Entries from a dataset of interfaces:

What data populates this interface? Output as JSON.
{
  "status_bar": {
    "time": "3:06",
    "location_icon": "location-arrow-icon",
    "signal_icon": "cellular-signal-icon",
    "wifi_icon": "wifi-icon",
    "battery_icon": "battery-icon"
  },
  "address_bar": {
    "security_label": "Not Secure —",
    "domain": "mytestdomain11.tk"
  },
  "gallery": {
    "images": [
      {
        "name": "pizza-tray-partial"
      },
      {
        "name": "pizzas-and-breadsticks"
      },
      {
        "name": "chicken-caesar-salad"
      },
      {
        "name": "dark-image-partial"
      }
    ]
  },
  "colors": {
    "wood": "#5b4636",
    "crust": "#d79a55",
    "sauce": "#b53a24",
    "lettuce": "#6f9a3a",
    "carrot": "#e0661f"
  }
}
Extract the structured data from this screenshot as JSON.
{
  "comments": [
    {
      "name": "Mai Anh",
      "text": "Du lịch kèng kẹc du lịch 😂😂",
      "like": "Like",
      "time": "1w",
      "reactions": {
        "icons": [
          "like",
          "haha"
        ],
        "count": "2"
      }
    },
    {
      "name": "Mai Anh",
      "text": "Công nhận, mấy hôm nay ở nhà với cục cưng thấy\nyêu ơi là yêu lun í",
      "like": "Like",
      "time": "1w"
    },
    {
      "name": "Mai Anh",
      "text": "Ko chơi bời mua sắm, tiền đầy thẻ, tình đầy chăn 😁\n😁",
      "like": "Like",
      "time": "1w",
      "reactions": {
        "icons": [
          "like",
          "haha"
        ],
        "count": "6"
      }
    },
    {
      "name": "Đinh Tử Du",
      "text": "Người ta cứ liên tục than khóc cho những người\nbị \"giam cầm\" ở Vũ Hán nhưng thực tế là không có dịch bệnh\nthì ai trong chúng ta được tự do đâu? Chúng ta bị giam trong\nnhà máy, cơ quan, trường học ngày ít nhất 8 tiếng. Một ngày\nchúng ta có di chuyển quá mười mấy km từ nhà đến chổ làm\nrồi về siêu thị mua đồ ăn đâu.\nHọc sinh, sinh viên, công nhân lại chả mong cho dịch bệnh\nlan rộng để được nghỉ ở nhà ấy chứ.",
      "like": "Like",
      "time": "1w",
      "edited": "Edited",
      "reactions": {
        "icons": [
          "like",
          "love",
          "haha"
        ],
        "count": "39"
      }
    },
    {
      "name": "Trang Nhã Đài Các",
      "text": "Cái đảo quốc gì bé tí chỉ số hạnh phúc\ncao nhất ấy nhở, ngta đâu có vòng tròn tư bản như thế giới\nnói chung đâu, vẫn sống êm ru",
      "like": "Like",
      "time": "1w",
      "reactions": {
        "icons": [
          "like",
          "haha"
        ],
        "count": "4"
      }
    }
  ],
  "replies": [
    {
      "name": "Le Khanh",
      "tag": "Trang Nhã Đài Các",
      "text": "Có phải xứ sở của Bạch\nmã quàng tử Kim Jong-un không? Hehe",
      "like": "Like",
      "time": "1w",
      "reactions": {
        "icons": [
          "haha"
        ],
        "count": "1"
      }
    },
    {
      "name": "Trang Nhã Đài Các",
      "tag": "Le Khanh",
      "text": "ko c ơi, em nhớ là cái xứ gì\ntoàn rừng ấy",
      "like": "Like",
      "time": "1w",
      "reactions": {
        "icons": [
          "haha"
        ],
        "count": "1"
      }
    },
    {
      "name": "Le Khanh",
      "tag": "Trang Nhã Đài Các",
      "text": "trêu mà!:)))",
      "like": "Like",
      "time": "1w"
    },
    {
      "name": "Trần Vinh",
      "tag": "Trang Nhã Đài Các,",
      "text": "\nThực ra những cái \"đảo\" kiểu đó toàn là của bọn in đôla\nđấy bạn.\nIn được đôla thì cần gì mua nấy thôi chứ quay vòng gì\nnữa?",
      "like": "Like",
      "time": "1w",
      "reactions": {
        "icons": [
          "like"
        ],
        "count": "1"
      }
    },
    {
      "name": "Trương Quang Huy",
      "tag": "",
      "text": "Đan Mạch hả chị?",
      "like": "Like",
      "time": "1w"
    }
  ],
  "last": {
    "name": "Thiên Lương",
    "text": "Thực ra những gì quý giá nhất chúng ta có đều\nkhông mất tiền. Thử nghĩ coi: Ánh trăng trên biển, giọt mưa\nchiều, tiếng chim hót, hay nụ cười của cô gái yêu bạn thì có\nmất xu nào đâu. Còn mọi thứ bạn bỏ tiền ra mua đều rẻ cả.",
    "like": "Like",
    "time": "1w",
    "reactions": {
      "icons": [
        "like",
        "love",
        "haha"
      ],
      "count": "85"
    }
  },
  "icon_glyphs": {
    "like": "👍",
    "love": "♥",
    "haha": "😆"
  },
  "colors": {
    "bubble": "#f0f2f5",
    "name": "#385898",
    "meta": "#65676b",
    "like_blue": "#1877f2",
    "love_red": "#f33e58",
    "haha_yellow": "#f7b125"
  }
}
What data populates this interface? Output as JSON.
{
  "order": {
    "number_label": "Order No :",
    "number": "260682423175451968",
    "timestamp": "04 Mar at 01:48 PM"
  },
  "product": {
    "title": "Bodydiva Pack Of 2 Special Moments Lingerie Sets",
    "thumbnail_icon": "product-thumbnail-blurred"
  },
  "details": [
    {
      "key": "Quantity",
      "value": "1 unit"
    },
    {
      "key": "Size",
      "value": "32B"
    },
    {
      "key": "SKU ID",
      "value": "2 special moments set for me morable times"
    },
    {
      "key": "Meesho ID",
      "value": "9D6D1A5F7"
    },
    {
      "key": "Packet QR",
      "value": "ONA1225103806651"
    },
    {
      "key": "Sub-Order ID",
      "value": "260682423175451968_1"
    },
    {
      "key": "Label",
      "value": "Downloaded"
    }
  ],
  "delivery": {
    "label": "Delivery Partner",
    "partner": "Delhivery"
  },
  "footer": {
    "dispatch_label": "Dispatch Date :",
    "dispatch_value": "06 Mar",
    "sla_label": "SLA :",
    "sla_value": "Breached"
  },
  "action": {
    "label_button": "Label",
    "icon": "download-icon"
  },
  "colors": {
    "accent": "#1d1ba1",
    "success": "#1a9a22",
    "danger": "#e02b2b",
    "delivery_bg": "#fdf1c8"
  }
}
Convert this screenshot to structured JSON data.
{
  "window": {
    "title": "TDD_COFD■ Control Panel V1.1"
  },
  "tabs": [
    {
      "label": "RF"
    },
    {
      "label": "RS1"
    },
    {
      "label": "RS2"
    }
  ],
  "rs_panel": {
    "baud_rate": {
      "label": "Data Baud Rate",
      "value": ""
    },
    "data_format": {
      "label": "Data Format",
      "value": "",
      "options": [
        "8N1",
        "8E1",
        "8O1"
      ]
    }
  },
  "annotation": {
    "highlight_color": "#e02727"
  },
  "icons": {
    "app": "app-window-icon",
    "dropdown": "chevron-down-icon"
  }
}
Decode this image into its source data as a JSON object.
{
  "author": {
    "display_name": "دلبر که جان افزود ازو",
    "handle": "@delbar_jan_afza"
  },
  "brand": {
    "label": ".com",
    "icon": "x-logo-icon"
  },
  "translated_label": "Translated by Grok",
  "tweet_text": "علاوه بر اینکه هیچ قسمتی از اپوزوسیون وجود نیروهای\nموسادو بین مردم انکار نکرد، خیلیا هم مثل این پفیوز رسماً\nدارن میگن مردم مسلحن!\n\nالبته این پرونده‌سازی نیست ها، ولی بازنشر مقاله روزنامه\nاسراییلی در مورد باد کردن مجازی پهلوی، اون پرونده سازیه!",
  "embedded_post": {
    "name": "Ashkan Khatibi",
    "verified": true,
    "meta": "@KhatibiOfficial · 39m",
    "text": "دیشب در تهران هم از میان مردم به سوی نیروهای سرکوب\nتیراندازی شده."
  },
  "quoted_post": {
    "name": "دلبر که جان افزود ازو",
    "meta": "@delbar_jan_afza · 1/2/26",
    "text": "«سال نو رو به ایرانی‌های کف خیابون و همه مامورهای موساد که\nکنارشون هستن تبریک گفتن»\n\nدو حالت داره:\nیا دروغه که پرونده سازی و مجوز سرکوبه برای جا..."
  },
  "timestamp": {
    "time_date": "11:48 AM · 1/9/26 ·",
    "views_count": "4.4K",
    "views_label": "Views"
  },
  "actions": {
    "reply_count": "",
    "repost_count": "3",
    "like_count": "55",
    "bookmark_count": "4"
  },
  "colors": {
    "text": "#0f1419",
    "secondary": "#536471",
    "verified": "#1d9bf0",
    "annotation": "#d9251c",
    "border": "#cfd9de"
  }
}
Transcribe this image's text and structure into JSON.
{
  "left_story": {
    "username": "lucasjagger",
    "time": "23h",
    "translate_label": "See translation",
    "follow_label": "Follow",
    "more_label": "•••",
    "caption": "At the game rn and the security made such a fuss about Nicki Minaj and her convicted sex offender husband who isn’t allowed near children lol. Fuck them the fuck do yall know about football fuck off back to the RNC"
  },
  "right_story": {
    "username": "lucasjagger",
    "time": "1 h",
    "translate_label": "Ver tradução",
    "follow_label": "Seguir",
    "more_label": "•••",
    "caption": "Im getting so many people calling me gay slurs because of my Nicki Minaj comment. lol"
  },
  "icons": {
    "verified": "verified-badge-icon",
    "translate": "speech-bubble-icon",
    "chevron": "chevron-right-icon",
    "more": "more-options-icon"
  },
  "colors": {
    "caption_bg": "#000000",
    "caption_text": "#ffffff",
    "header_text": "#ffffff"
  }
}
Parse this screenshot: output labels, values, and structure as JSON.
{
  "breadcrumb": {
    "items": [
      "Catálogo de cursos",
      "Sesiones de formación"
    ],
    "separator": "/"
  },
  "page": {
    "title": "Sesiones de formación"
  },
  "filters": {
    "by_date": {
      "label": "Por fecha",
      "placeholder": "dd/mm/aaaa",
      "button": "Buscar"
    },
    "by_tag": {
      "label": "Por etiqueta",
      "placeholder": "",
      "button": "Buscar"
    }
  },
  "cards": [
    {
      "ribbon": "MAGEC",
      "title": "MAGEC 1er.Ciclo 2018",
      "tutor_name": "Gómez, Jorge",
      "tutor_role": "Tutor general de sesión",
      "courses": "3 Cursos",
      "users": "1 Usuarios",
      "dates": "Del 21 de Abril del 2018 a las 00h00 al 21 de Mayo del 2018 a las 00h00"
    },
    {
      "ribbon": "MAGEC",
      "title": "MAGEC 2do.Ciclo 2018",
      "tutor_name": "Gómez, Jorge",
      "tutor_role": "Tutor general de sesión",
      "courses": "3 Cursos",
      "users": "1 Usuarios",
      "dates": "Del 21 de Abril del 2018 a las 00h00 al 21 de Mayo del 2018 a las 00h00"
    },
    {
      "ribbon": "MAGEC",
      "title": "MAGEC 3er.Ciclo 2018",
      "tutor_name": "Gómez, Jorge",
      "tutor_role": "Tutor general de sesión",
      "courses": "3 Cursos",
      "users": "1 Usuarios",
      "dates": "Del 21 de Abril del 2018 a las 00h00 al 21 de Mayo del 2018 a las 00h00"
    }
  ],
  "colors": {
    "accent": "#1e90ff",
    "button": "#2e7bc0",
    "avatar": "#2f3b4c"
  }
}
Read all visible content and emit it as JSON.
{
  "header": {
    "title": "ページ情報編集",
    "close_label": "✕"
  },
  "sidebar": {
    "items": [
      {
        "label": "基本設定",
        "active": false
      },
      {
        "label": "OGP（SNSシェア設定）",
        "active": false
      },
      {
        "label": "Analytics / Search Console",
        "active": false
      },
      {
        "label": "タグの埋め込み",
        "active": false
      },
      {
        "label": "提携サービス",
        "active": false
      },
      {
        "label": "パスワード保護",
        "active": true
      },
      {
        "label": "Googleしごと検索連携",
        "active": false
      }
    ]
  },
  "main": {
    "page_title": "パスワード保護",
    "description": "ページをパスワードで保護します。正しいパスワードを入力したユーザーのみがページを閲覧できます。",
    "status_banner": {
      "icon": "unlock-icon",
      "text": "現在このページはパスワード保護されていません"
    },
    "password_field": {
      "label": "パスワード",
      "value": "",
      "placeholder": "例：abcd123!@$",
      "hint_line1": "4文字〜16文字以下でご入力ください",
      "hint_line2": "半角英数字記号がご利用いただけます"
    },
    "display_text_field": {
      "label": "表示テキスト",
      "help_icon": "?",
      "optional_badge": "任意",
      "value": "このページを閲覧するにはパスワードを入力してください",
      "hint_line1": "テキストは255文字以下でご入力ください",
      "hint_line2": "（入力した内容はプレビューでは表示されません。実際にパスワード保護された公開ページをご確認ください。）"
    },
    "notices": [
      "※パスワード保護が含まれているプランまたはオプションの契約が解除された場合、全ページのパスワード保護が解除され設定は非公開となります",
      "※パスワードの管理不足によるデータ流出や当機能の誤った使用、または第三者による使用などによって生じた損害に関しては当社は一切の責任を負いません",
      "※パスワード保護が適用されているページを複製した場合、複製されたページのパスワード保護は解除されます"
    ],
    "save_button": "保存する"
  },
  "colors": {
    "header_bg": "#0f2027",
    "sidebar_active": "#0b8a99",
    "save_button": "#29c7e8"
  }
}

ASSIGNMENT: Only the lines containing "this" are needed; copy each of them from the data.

TASK RESPONSE:
What data populates this interface? Output as JSON.
Extract the structured data from this screenshot as JSON.
What data populates this interface? Output as JSON.
Convert this screenshot to structured JSON data.
Decode this image into its source data as a JSON object.
Transcribe this image's text and structure into JSON.
Parse this screenshot: output labels, values, and structure as JSON.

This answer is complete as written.